While floating in a one-third salt solution, in the dark and quiet, we can explore the spiritual practice of floating by working through problems or conquering fears. As our mind opens and is not distracted by outside stimuli, it operates closer to our sub-conscious—those thoughts and ideas that are just below the surface. Being in the float tank taps into that subconscious mind by allowing us to simply focus on ourselves, and with practice, it teaches us to expand our awareness to others, our community and the world.
If we approach our float sessions with a centering thought or open-ended question like, “How can I move more gracefully with the dance of life?” that question will lead us down rabbit holes and open up neuropathways that will open to possibilities never dreamed of.
Artists, writers, musicians and chefs have emerged from their floats with ideas, and sometimes mentally completed books, art, music and recipes. Those looking to add to their spiritual practice by meditating, praying and just “being”, have found the spiritual practice of floating to be an unexpected treat.

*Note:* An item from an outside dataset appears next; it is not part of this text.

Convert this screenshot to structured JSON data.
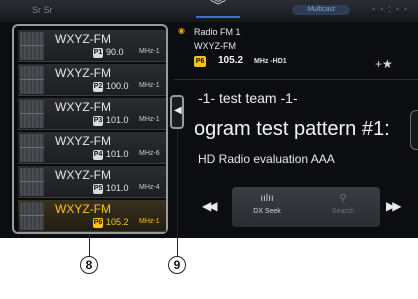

Kalyn Wolf is the owner of Cloud Nine Flotation. Since 1985, she has been floating as a spiritual practice, and she teaches Cloud Nine Members how to move into deeper states of consciousness that lead to awakenings states that are profound. Connect at 520-668-4017, [email protected] or FloatTucson.com. See ad, page 17.